#### [Data records]
#####

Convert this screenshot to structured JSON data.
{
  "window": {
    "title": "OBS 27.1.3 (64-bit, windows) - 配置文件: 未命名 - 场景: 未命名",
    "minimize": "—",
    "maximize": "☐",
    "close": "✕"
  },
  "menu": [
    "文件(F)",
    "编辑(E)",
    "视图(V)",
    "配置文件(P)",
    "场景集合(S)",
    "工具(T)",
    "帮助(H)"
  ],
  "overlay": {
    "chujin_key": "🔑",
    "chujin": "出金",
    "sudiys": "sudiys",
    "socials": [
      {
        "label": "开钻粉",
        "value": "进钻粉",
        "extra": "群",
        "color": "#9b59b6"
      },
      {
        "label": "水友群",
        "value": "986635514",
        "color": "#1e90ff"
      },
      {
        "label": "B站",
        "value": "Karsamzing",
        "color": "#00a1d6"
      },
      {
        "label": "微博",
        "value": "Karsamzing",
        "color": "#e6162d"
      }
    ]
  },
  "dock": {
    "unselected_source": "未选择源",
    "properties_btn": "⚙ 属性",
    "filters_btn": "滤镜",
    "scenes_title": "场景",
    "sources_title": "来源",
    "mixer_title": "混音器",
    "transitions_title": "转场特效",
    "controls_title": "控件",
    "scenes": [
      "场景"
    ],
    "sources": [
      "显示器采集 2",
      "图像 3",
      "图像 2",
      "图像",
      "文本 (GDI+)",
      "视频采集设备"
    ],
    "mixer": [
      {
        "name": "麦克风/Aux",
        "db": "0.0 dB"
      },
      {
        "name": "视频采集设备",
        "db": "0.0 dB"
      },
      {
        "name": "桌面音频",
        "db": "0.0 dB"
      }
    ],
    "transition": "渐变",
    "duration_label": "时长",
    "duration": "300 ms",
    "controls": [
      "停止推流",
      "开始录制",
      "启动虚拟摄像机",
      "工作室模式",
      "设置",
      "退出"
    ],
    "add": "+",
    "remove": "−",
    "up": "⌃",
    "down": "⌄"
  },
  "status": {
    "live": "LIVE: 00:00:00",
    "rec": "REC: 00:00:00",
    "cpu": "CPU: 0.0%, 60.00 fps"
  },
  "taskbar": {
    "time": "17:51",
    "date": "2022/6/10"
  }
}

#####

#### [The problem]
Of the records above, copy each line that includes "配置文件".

#### [Response box]
    "title": "OBS 27.1.3 (64-bit, windows) - 配置文件: 未命名 - 场景: 未命名",
    "配置文件(P)",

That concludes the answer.